(WHAT YOU HAVE TO DO): The full text of the records below, minus any pictures, should be given back word for word.

──────── SUPPLIED MATERIAL

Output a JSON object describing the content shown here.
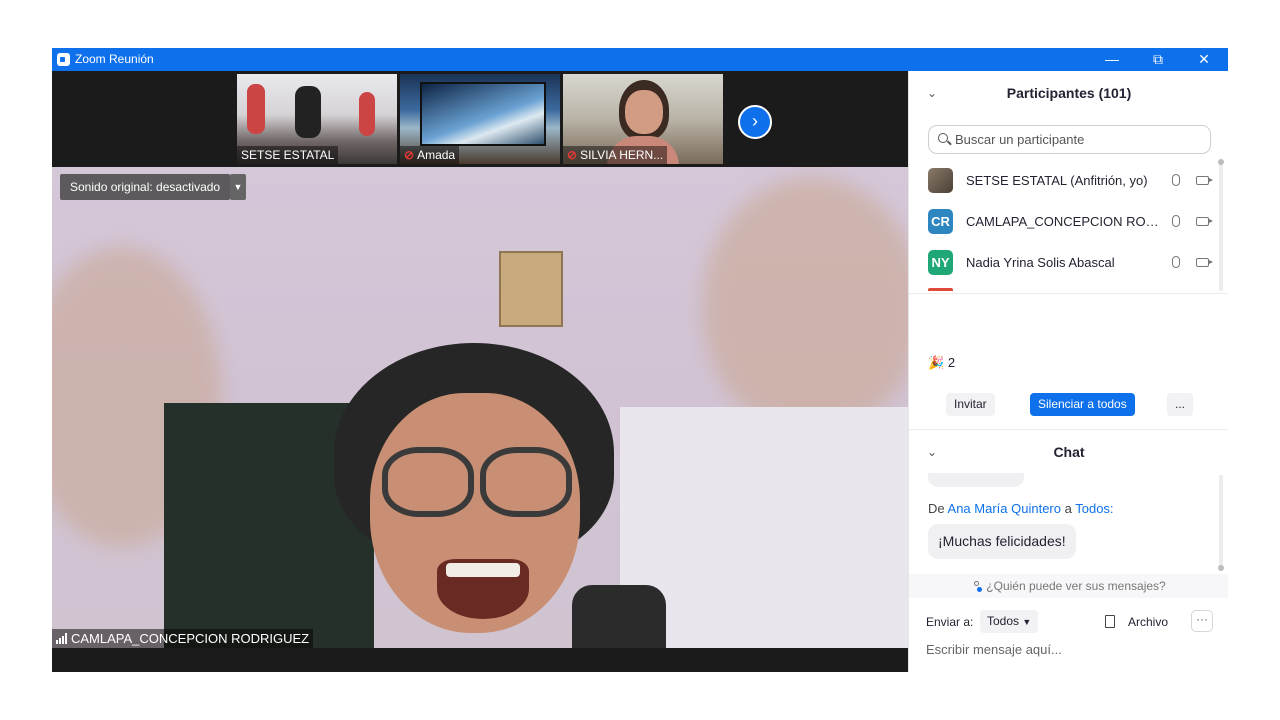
{
  "window": {
    "title": "Zoom Reunión",
    "minimize_icon": "minimize-icon",
    "restore_icon": "restore-icon",
    "close_icon": "close-icon",
    "brand_color": "#0e71eb"
  },
  "thumbnails": [
    {
      "name": "SETSE ESTATAL",
      "muted": false
    },
    {
      "name": "Amada",
      "muted": true
    },
    {
      "name": "SILVIA HERN...",
      "muted": true
    }
  ],
  "thumb_next_icon": "chevron-right-icon",
  "main_video": {
    "sound_original": "Sonido original: desactivado",
    "speaker_name": "CAMLAPA_CONCEPCION RODRIGUEZ"
  },
  "participants": {
    "title": "Participantes (101)",
    "search_placeholder": "Buscar un participante",
    "list": [
      {
        "name": "SETSE ESTATAL (Anfitrión, yo)",
        "initials": "",
        "color": "#6b5a4a"
      },
      {
        "name": "CAMLAPA_CONCEPCION RODRI...",
        "initials": "CR",
        "color": "#2e86c1"
      },
      {
        "name": "Nadia Yrina Solis Abascal",
        "initials": "NY",
        "color": "#1fa876"
      }
    ],
    "reaction_count": "2",
    "invite_label": "Invitar",
    "mute_all_label": "Silenciar a todos",
    "more_label": "..."
  },
  "chat": {
    "title": "Chat",
    "from_prefix": "De",
    "from_name": "Ana María Quintero",
    "from_mid": "a",
    "to_name": "Todos:",
    "message": "¡Muchas felicidades!",
    "who_can_see": "¿Quién puede ver sus mensajes?",
    "send_to_label": "Enviar a:",
    "send_to_value": "Todos",
    "file_label": "Archivo",
    "more_label": "···",
    "input_placeholder": "Escribir mensaje aquí..."
  }
}
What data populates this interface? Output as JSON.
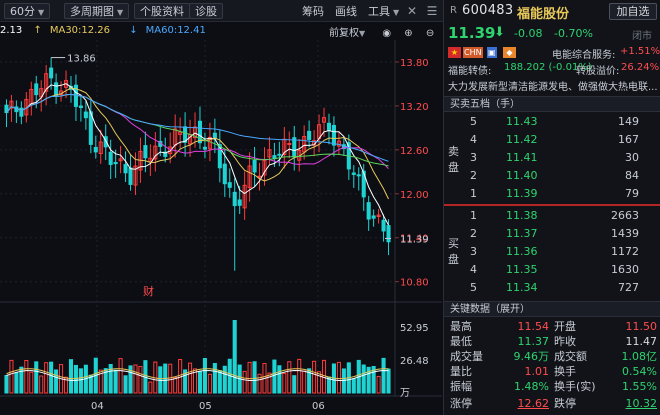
{
  "toolbar": {
    "period": "60分",
    "multi_period": "多周期图",
    "stock_info": "个股资料",
    "diagnose": "诊股",
    "chips": "筹码",
    "draw_line": "画线",
    "tools": "工具"
  },
  "chart": {
    "ma_legend": [
      {
        "label": "2.13",
        "color": "#ffffff"
      },
      {
        "label": "MA30:12.26",
        "color": "#e8c95a"
      },
      {
        "label": "MA60:12.41",
        "color": "#4aa8ff"
      }
    ],
    "adjust_label": "前复权",
    "price_axis": [
      "13.80",
      "13.20",
      "12.60",
      "12.00",
      "11.40",
      "10.80"
    ],
    "high_marker": "13.86",
    "last_marker": "11.39",
    "finance_tag": "财",
    "volume_axis": [
      "52.95",
      "26.48",
      "万"
    ],
    "x_axis": [
      "04",
      "05",
      "06"
    ],
    "colors": {
      "up": "#ff3b3b",
      "down": "#1fd3d3",
      "ma5": "#ffffff",
      "ma10": "#e8c95a",
      "ma20": "#e040e0",
      "ma30": "#5bd35b",
      "ma60": "#4aa8ff"
    }
  },
  "stock": {
    "r_tag": "R",
    "code": "600483",
    "name": "福能股份",
    "watch_button": "加自选",
    "last": "11.39",
    "change": "-0.08",
    "change_pct": "-0.70%",
    "status": "闭市",
    "flags": [
      "",
      "CHN",
      "",
      ""
    ],
    "service_label": "电能综合服务:",
    "service_value": "+1.51%",
    "conv_label": "福能转债:",
    "conv_value": "188.202 (-0.01%)",
    "premium_label": "转股溢价:",
    "premium_value": "26.24%",
    "news": "大力发展新型清洁能源发电、做强做大热电联..."
  },
  "orderbook": {
    "title": "买卖五档（手）",
    "ask_label": [
      "卖",
      "盘"
    ],
    "bid_label": [
      "买",
      "盘"
    ],
    "asks": [
      {
        "level": "5",
        "price": "11.43",
        "volume": "149"
      },
      {
        "level": "4",
        "price": "11.42",
        "volume": "167"
      },
      {
        "level": "3",
        "price": "11.41",
        "volume": "30"
      },
      {
        "level": "2",
        "price": "11.40",
        "volume": "84"
      },
      {
        "level": "1",
        "price": "11.39",
        "volume": "79"
      }
    ],
    "bids": [
      {
        "level": "1",
        "price": "11.38",
        "volume": "2663"
      },
      {
        "level": "2",
        "price": "11.37",
        "volume": "1439"
      },
      {
        "level": "3",
        "price": "11.36",
        "volume": "1172"
      },
      {
        "level": "4",
        "price": "11.35",
        "volume": "1630"
      },
      {
        "level": "5",
        "price": "11.34",
        "volume": "727"
      }
    ]
  },
  "key_data": {
    "title": "关键数据（展开）",
    "rows": [
      {
        "l1": "最高",
        "v1": "11.54",
        "c1": "red",
        "l2": "开盘",
        "v2": "11.50",
        "c2": "red"
      },
      {
        "l1": "最低",
        "v1": "11.37",
        "c1": "green",
        "l2": "昨收",
        "v2": "11.47",
        "c2": "white"
      },
      {
        "l1": "成交量",
        "v1": "9.46万",
        "c1": "green",
        "l2": "成交额",
        "v2": "1.08亿",
        "c2": "green"
      },
      {
        "l1": "量比",
        "v1": "1.01",
        "c1": "red",
        "l2": "换手",
        "v2": "0.54%",
        "c2": "green"
      },
      {
        "l1": "振幅",
        "v1": "1.48%",
        "c1": "green",
        "l2": "换手(实)",
        "v2": "1.55%",
        "c2": "green"
      },
      {
        "l1": "涨停",
        "v1": "12.62",
        "c1": "red",
        "l2": "跌停",
        "v2": "10.32",
        "c2": "green"
      }
    ]
  }
}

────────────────

(EXERCISE RESPONSE):
Output a JSON object describing the content shown here.
{
  "window": {
    "title": "Zoom Reunión",
    "minimize_icon": "minimize-icon",
    "restore_icon": "restore-icon",
    "close_icon": "close-icon",
    "brand_color": "#0e71eb"
  },
  "thumbnails": [
    {
      "name": "SETSE ESTATAL",
      "muted": false
    },
    {
      "name": "Amada",
      "muted": true
    },
    {
      "name": "SILVIA HERN...",
      "muted": true
    }
  ],
  "thumb_next_icon": "chevron-right-icon",
  "main_video": {
    "sound_original": "Sonido original: desactivado",
    "speaker_name": "CAMLAPA_CONCEPCION RODRIGUEZ"
  },
  "participants": {
    "title": "Participantes (101)",
    "search_placeholder": "Buscar un participante",
    "list": [
      {
        "name": "SETSE ESTATAL (Anfitrión, yo)",
        "initials": "",
        "color": "#6b5a4a"
      },
      {
        "name": "CAMLAPA_CONCEPCION RODRI...",
        "initials": "CR",
        "color": "#2e86c1"
      },
      {
        "name": "Nadia Yrina Solis Abascal",
        "initials": "NY",
        "color": "#1fa876"
      }
    ],
    "reaction_count": "2",
    "invite_label": "Invitar",
    "mute_all_label": "Silenciar a todos",
    "more_label": "..."
  },
  "chat": {
    "title": "Chat",
    "from_prefix": "De",
    "from_name": "Ana María Quintero",
    "from_mid": "a",
    "to_name": "Todos:",
    "message": "¡Muchas felicidades!",
    "who_can_see": "¿Quién puede ver sus mensajes?",
    "send_to_label": "Enviar a:",
    "send_to_value": "Todos",
    "file_label": "Archivo",
    "more_label": "···",
    "input_placeholder": "Escribir mensaje aquí..."
  }
}
What data populates this interface? Output as JSON.
{
  "toolbar": {
    "period": "60分",
    "multi_period": "多周期图",
    "stock_info": "个股资料",
    "diagnose": "诊股",
    "chips": "筹码",
    "draw_line": "画线",
    "tools": "工具"
  },
  "chart": {
    "ma_legend": [
      {
        "label": "2.13",
        "color": "#ffffff"
      },
      {
        "label": "MA30:12.26",
        "color": "#e8c95a"
      },
      {
        "label": "MA60:12.41",
        "color": "#4aa8ff"
      }
    ],
    "adjust_label": "前复权",
    "price_axis": [
      "13.80",
      "13.20",
      "12.60",
      "12.00",
      "11.40",
      "10.80"
    ],
    "high_marker": "13.86",
    "last_marker": "11.39",
    "finance_tag": "财",
    "volume_axis": [
      "52.95",
      "26.48",
      "万"
    ],
    "x_axis": [
      "04",
      "05",
      "06"
    ],
    "colors": {
      "up": "#ff3b3b",
      "down": "#1fd3d3",
      "ma5": "#ffffff",
      "ma10": "#e8c95a",
      "ma20": "#e040e0",
      "ma30": "#5bd35b",
      "ma60": "#4aa8ff"
    }
  },
  "stock": {
    "r_tag": "R",
    "code": "600483",
    "name": "福能股份",
    "watch_button": "加自选",
    "last": "11.39",
    "change": "-0.08",
    "change_pct": "-0.70%",
    "status": "闭市",
    "flags": [
      "",
      "CHN",
      "",
      ""
    ],
    "service_label": "电能综合服务:",
    "service_value": "+1.51%",
    "conv_label": "福能转债:",
    "conv_value": "188.202 (-0.01%)",
    "premium_label": "转股溢价:",
    "premium_value": "26.24%",
    "news": "大力发展新型清洁能源发电、做强做大热电联..."
  },
  "orderbook": {
    "title": "买卖五档（手）",
    "ask_label": [
      "卖",
      "盘"
    ],
    "bid_label": [
      "买",
      "盘"
    ],
    "asks": [
      {
        "level": "5",
        "price": "11.43",
        "volume": "149"
      },
      {
        "level": "4",
        "price": "11.42",
        "volume": "167"
      },
      {
        "level": "3",
        "price": "11.41",
        "volume": "30"
      },
      {
        "level": "2",
        "price": "11.40",
        "volume": "84"
      },
      {
        "level": "1",
        "price": "11.39",
        "volume": "79"
      }
    ],
    "bids": [
      {
        "level": "1",
        "price": "11.38",
        "volume": "2663"
      },
      {
        "level": "2",
        "price": "11.37",
        "volume": "1439"
      },
      {
        "level": "3",
        "price": "11.36",
        "volume": "1172"
      },
      {
        "level": "4",
        "price": "11.35",
        "volume": "1630"
      },
      {
        "level": "5",
        "price": "11.34",
        "volume": "727"
      }
    ]
  },
  "key_data": {
    "title": "关键数据（展开）",
    "rows": [
      {
        "l1": "最高",
        "v1": "11.54",
        "c1": "red",
        "l2": "开盘",
        "v2": "11.50",
        "c2": "red"
      },
      {
        "l1": "最低",
        "v1": "11.37",
        "c1": "green",
        "l2": "昨收",
        "v2": "11.47",
        "c2": "white"
      },
      {
        "l1": "成交量",
        "v1": "9.46万",
        "c1": "green",
        "l2": "成交额",
        "v2": "1.08亿",
        "c2": "green"
      },
      {
        "l1": "量比",
        "v1": "1.01",
        "c1": "red",
        "l2": "换手",
        "v2": "0.54%",
        "c2": "green"
      },
      {
        "l1": "振幅",
        "v1": "1.48%",
        "c1": "green",
        "l2": "换手(实)",
        "v2": "1.55%",
        "c2": "green"
      },
      {
        "l1": "涨停",
        "v1": "12.62",
        "c1": "red",
        "l2": "跌停",
        "v2": "10.32",
        "c2": "green"
      }
    ]
  }
}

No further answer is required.